For those hailing from sheltered cul-de-sacs, an athletic pole dancer in spandex and five-inch heels may be too intense an initiation into the world of gambling. It’s not hard to understand why, but it is difficult to peel your eyes away from this immense display of core strength at Big Daddy. Launched at the start of 2019, the offshore casino aces the game of bombarding guests with one distractingly luxurious entertainment option after another. A wise man had once remarked that true luck in gambling is knowing when it’s time to rise and go home. Even as a teetotaler with zero knowledge of card games (Bluff, surely, doesn’t make the cut), I found it difficult to tear myself away from the spirit of merriment on board.
As you take the ferry from a jetty on the Mandovi River, the casino’s mascot—a winged panther, similar in appearance to the mythological griffin—glows fierce and golden from afar. The ride, depending on your social skills, ends up as one of two experiences—polite conversation with a stranger, who in all likelihood, hopes to be out of their senses by sunrise, or a medley of ‘oohs’ and ‘aahs’ as smartphones flip out to capture the neon ripples across the river.

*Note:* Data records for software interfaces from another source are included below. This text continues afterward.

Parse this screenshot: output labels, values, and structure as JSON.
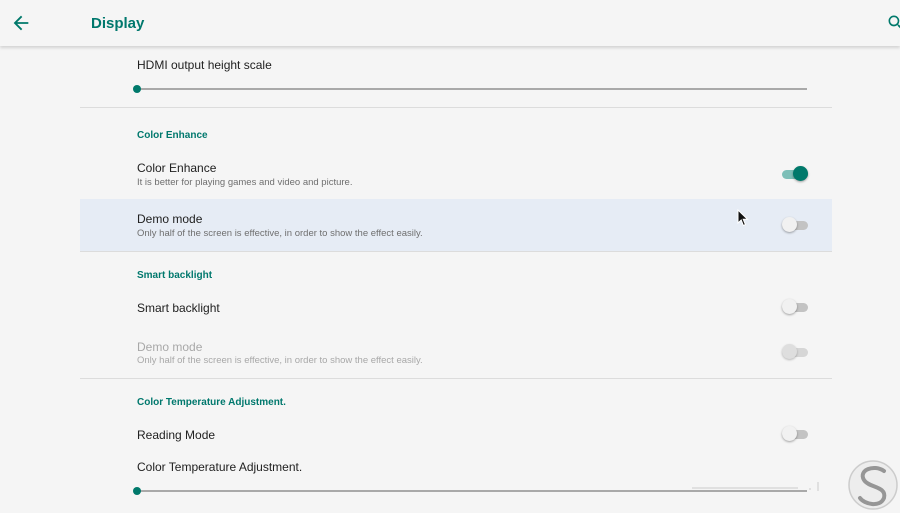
{
  "appbar": {
    "title": "Display",
    "back_icon": "arrow-back-icon",
    "search_icon": "search-icon"
  },
  "hdmi_height": {
    "title": "HDMI output height scale",
    "value": 0
  },
  "color_enhance_section": {
    "header": "Color Enhance",
    "color_enhance": {
      "title": "Color Enhance",
      "summary": "It is better for playing games and video and picture.",
      "checked": true
    },
    "demo_mode": {
      "title": "Demo mode",
      "summary": "Only half of the screen is effective, in order to show the effect easily.",
      "checked": false
    }
  },
  "smart_backlight_section": {
    "header": "Smart backlight",
    "smart_backlight": {
      "title": "Smart backlight",
      "checked": false
    },
    "demo_mode": {
      "title": "Demo mode",
      "summary": "Only half of the screen is effective, in order to show the effect easily.",
      "checked": false,
      "enabled": false
    }
  },
  "color_temp_section": {
    "header": "Color Temperature Adjustment.",
    "reading_mode": {
      "title": "Reading Mode",
      "checked": false
    },
    "color_temp": {
      "title": "Color Temperature Adjustment.",
      "value": 0
    }
  },
  "colors": {
    "accent": "#00796b",
    "accent_text": "#00786d",
    "highlight": "#e6ecf5"
  }
}
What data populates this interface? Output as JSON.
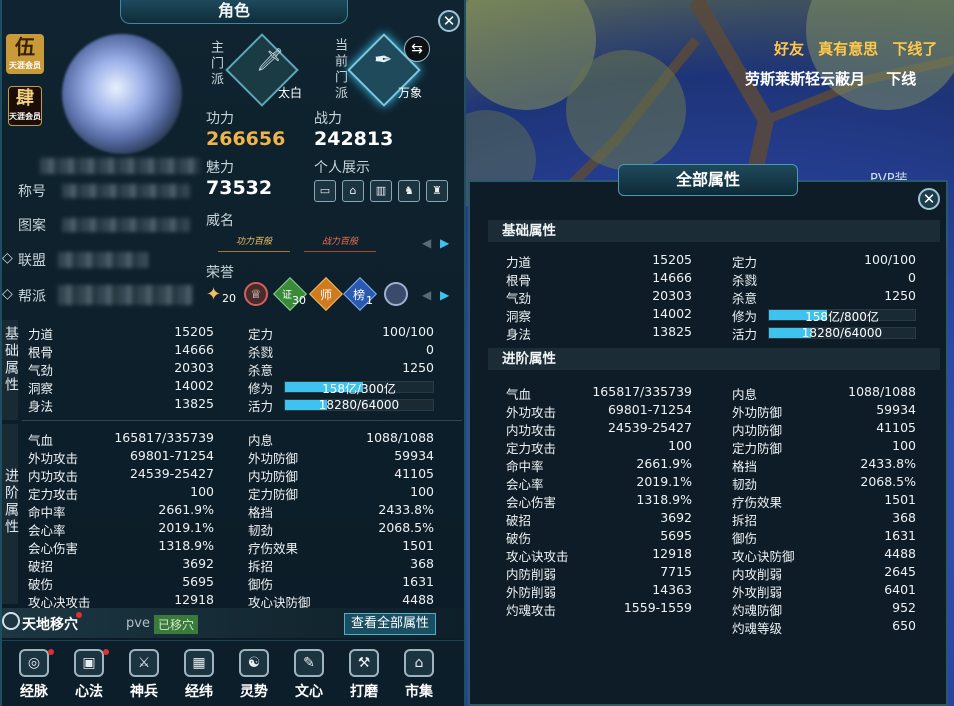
{
  "left": {
    "title": "角色",
    "badges": [
      "伍",
      "肆"
    ],
    "badge_subs": [
      "天涯会员",
      "天涯会员"
    ],
    "labels": {
      "title": "称号",
      "pattern": "图案",
      "alliance": "联盟",
      "guild": "帮派"
    },
    "school": {
      "main_label": "主门派",
      "main_name": "太白",
      "current_label": "当前门派",
      "current_name": "万象"
    },
    "gongli": {
      "label": "功力",
      "value": "266656"
    },
    "zhanli": {
      "label": "战力",
      "value": "242813"
    },
    "meili": {
      "label": "魅力",
      "value": "73532"
    },
    "showcase_label": "个人展示",
    "fame_label": "威名",
    "honor_label": "荣誉",
    "honor_counts": [
      "20",
      "30",
      "1"
    ],
    "honor_glyphs": [
      "师",
      "榜",
      "证"
    ],
    "fame_items": [
      "功力百般",
      "战力百般"
    ],
    "side_basic": "基础属性",
    "side_adv": "进阶属性",
    "basic_left": [
      {
        "k": "力道",
        "v": "15205"
      },
      {
        "k": "根骨",
        "v": "14666"
      },
      {
        "k": "气劲",
        "v": "20303"
      },
      {
        "k": "洞察",
        "v": "14002"
      },
      {
        "k": "身法",
        "v": "13825"
      }
    ],
    "basic_right": [
      {
        "k": "定力",
        "v": "100/100"
      },
      {
        "k": "杀戮",
        "v": "0"
      },
      {
        "k": "杀意",
        "v": "1250"
      }
    ],
    "xiuwei": {
      "k": "修为",
      "text": "158亿/300亿",
      "fraction": 0.527
    },
    "huoli": {
      "k": "活力",
      "text": "18280/64000",
      "fraction": 0.286
    },
    "adv_left": [
      {
        "k": "气血",
        "v": "165817/335739"
      },
      {
        "k": "外功攻击",
        "v": "69801-71254"
      },
      {
        "k": "内功攻击",
        "v": "24539-25427"
      },
      {
        "k": "定力攻击",
        "v": "100"
      },
      {
        "k": "命中率",
        "v": "2661.9%"
      },
      {
        "k": "会心率",
        "v": "2019.1%"
      },
      {
        "k": "会心伤害",
        "v": "1318.9%"
      },
      {
        "k": "破招",
        "v": "3692"
      },
      {
        "k": "破伤",
        "v": "5695"
      },
      {
        "k": "攻心决攻击",
        "v": "12918"
      }
    ],
    "adv_right": [
      {
        "k": "内息",
        "v": "1088/1088"
      },
      {
        "k": "外功防御",
        "v": "59934"
      },
      {
        "k": "内功防御",
        "v": "41105"
      },
      {
        "k": "定力防御",
        "v": "100"
      },
      {
        "k": "格挡",
        "v": "2433.8%"
      },
      {
        "k": "韧劲",
        "v": "2068.5%"
      },
      {
        "k": "疗伤效果",
        "v": "1501"
      },
      {
        "k": "拆招",
        "v": "368"
      },
      {
        "k": "御伤",
        "v": "1631"
      },
      {
        "k": "攻心诀防御",
        "v": "4488"
      }
    ],
    "tiandi": {
      "label": "天地移穴",
      "mode": "pve",
      "status": "已移穴",
      "view_all": "查看全部属性"
    },
    "menu": [
      {
        "name": "经脉",
        "glyph": "◎"
      },
      {
        "name": "心法",
        "glyph": "▣"
      },
      {
        "name": "神兵",
        "glyph": "⚔"
      },
      {
        "name": "经纬",
        "glyph": "▦"
      },
      {
        "name": "灵势",
        "glyph": "☯"
      },
      {
        "name": "文心",
        "glyph": "✎"
      },
      {
        "name": "打磨",
        "glyph": "⚒"
      },
      {
        "name": "市集",
        "glyph": "⌂"
      }
    ]
  },
  "chat": {
    "line1": [
      "好友",
      "真有意思",
      "下线了"
    ],
    "line2": "劳斯莱斯轻云蔽月",
    "line2b": "下线",
    "behind": "PVP装"
  },
  "right": {
    "title": "全部属性",
    "basic_head": "基础属性",
    "adv_head": "进阶属性",
    "basic_left": [
      {
        "k": "力道",
        "v": "15205"
      },
      {
        "k": "根骨",
        "v": "14666"
      },
      {
        "k": "气劲",
        "v": "20303"
      },
      {
        "k": "洞察",
        "v": "14002"
      },
      {
        "k": "身法",
        "v": "13825"
      }
    ],
    "basic_right": [
      {
        "k": "定力",
        "v": "100/100"
      },
      {
        "k": "杀戮",
        "v": "0"
      },
      {
        "k": "杀意",
        "v": "1250"
      }
    ],
    "xiuwei": {
      "k": "修为",
      "text": "158亿/800亿",
      "fraction": 0.395
    },
    "huoli": {
      "k": "活力",
      "text": "18280/64000",
      "fraction": 0.286
    },
    "adv_left": [
      {
        "k": "气血",
        "v": "165817/335739"
      },
      {
        "k": "外功攻击",
        "v": "69801-71254"
      },
      {
        "k": "内功攻击",
        "v": "24539-25427"
      },
      {
        "k": "定力攻击",
        "v": "100"
      },
      {
        "k": "命中率",
        "v": "2661.9%"
      },
      {
        "k": "会心率",
        "v": "2019.1%"
      },
      {
        "k": "会心伤害",
        "v": "1318.9%"
      },
      {
        "k": "破招",
        "v": "3692"
      },
      {
        "k": "破伤",
        "v": "5695"
      },
      {
        "k": "攻心诀攻击",
        "v": "12918"
      },
      {
        "k": "内防削弱",
        "v": "7715"
      },
      {
        "k": "外防削弱",
        "v": "14363"
      },
      {
        "k": "灼魂攻击",
        "v": "1559-1559"
      }
    ],
    "adv_right": [
      {
        "k": "内息",
        "v": "1088/1088"
      },
      {
        "k": "外功防御",
        "v": "59934"
      },
      {
        "k": "内功防御",
        "v": "41105"
      },
      {
        "k": "定力防御",
        "v": "100"
      },
      {
        "k": "格挡",
        "v": "2433.8%"
      },
      {
        "k": "韧劲",
        "v": "2068.5%"
      },
      {
        "k": "疗伤效果",
        "v": "1501"
      },
      {
        "k": "拆招",
        "v": "368"
      },
      {
        "k": "御伤",
        "v": "1631"
      },
      {
        "k": "攻心诀防御",
        "v": "4488"
      },
      {
        "k": "内攻削弱",
        "v": "2645"
      },
      {
        "k": "外攻削弱",
        "v": "6401"
      },
      {
        "k": "灼魂防御",
        "v": "952"
      },
      {
        "k": "灼魂等级",
        "v": "650"
      }
    ]
  },
  "colors": {
    "accent": "#3ec3ef",
    "gold": "#f0b44a",
    "chat": "#ffc84a",
    "badge_green": "#3a8a3a"
  }
}
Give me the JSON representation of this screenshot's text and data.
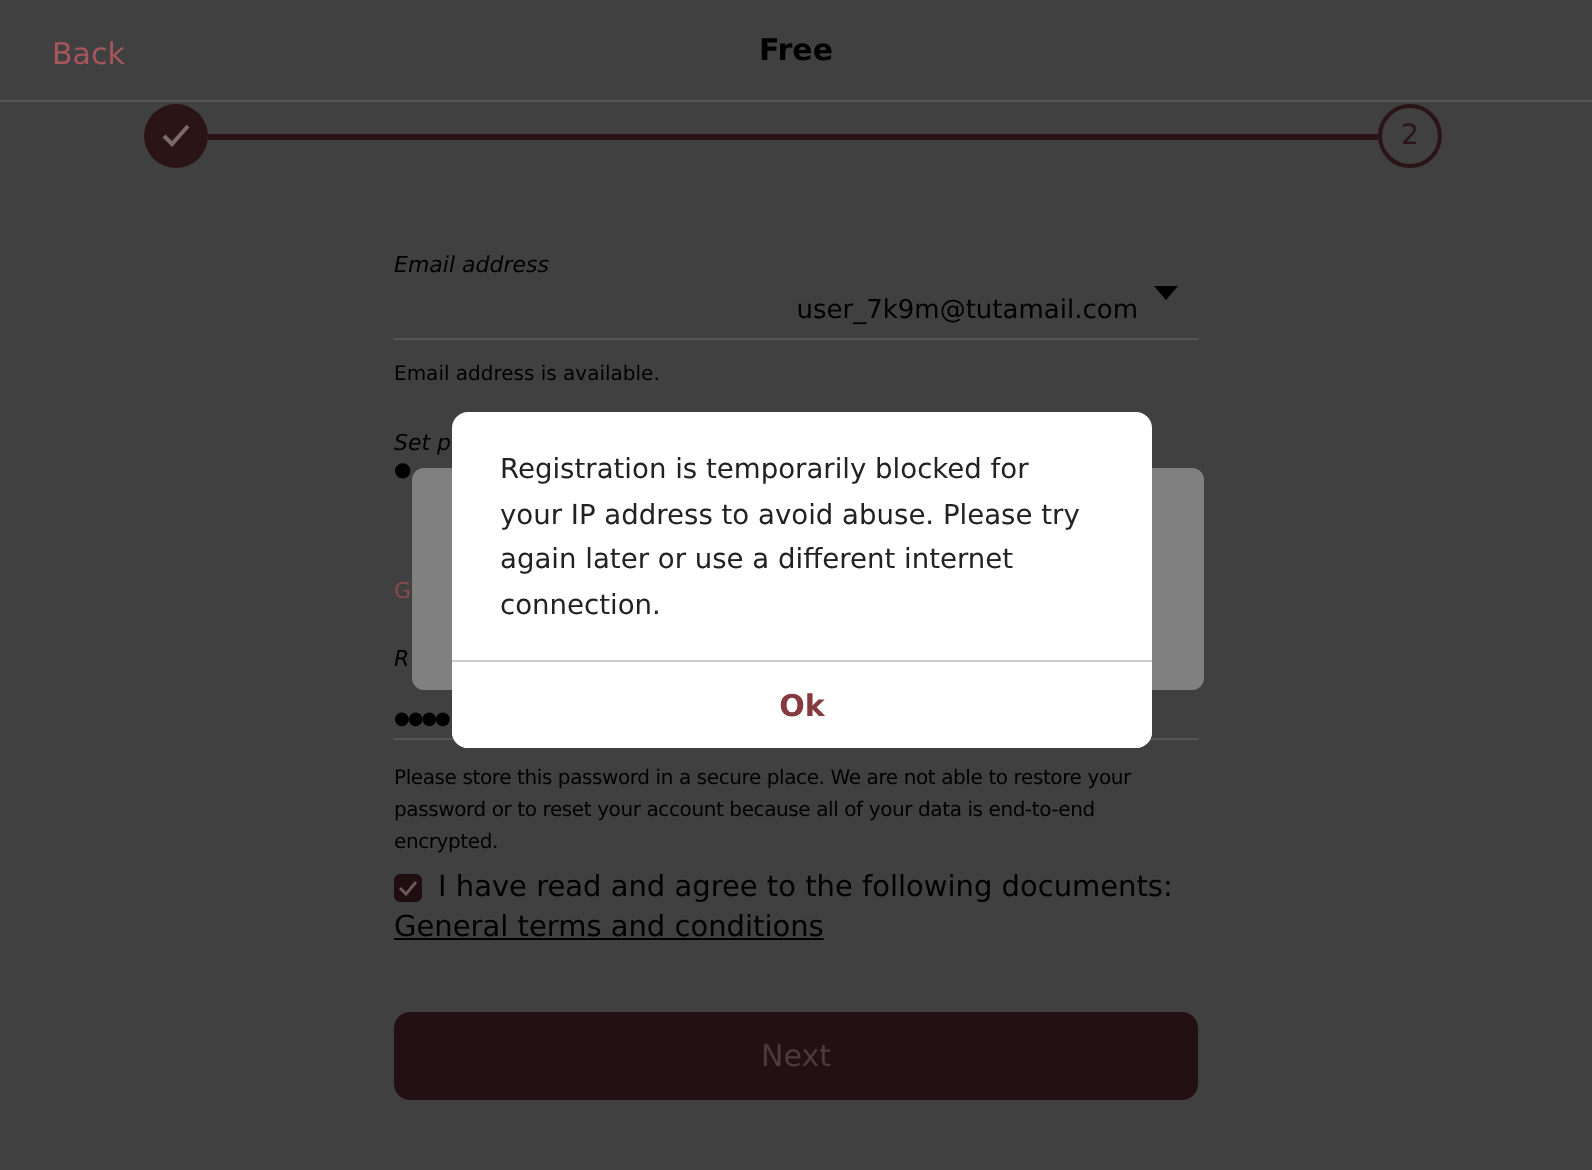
{
  "header": {
    "back": "Back",
    "title": "Free"
  },
  "steps": [
    {
      "kind": "done"
    },
    {
      "kind": "number",
      "label": "2"
    }
  ],
  "email": {
    "label": "Email address",
    "value": "user_7k9m@tutamail.com",
    "help": "Email address is available."
  },
  "password": {
    "label": "Set p",
    "mask": "●",
    "strength": "G"
  },
  "repeat": {
    "label": "R",
    "mask": "●●●●"
  },
  "notice": "Please store this password in a secure place. We are not able to restore your password or to reset your account because all of your data is end-to-end encrypted.",
  "agree": {
    "checked": true,
    "label": "I have read and agree to the following documents:",
    "link": "General terms and conditions"
  },
  "next_button": "Next",
  "dialog": {
    "message": "Registration is temporarily blocked for your IP address to avoid abuse. Please try again later or use a different internet connection.",
    "button": "Ok"
  }
}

Big Daddy operates out of a 24-year-old refurbished ship that’s split into five levels. On the ground floor is the largest gaming hall, stuffed with roulette tables, electronic stadiums and every gambling activity known to man. The layout is fluid, with more traditional stations prefacing modern variants, and young dealers are willing to teach you the ropes at select learning tables. As the excitement builds up, guests move to the second and third levels—the former for high-stakes gaming and standalone card rooms, the latter for VIP gaming at the cheekily christened ‘Daddy’s Club’. Depending on your package (or your Macau high roller dreams), private chefs rustle up an endless array of snacks and cocktails. If you’d rather pick from set menus, unwind with a smoke and nibbles at lounge Hazoor, or sample the dinner spread at buffet hall Aish- O-Rum. Live entertainment—vocalists, instrumentalists, charming belly dancers—emerge every few hours. The décor has a distinct 1970s vibe: blindingly luxe in some areas with kaleidoscopic carpets, art deco-style chandeliers, mirrored walls and even diamond-collared animal statues. But when guests come on board to play and splurge, who doesn’t want the whole shebang?
The highlight of the tour was a surprise history lesson from casino legend Narinder Punj. Ditching tired corporate spiel for insider anecdotes, Punj (arguably the real ‘big daddy’ of the Mandovi, having curated four of its offshore gaming hubs) breezily explained India’s current environment. I believe this manner of enriched hospitality extends all over the ship; we were treated to basics like the casino restriction to Goa and Sikkim; B2B-style information on footfall and target audiences (Big Daddy caters more to Indians); and the Mandovi’s casino evolution, from the Deltin Caravela’s first 12 gaming tables to the hundreds aboard this ship. The vessel, frankly, deserves a biography of its own, having beguilingly changed hands from the Austrian government, to a Jordanian prince, to being a party boat in Egypt.
I didn’t think I’d ever say this about a casino, but Big Daddy is knowingly family-friendly. Operations are slick and secure, and staff are willing to put in elbow grease to curate bespoke-yet-affordable experiences. Since the casino floor only allows those 21 and above, there’s a bright kids' entertainment hall stocked with books, toys and console games. I’d probably resonate more with this space than the anxiety that hovers around roulette tables. We noted several families entrusting their children to the gamekeepers before embarking on their respective gambling joyrides, those great levellers of the human ego.
At any casino, the odds are against you—the house, more often than not, will be the one raking in the dough. But from the moment you step off the ferry to the wistful ride back, Big Daddy excels at softening the blow.
To visit Big Daddy Casino, guests board a ferry from the Captain of Ports jetty in Panjim, Goa. For packages and pricing, see bigdaddy.in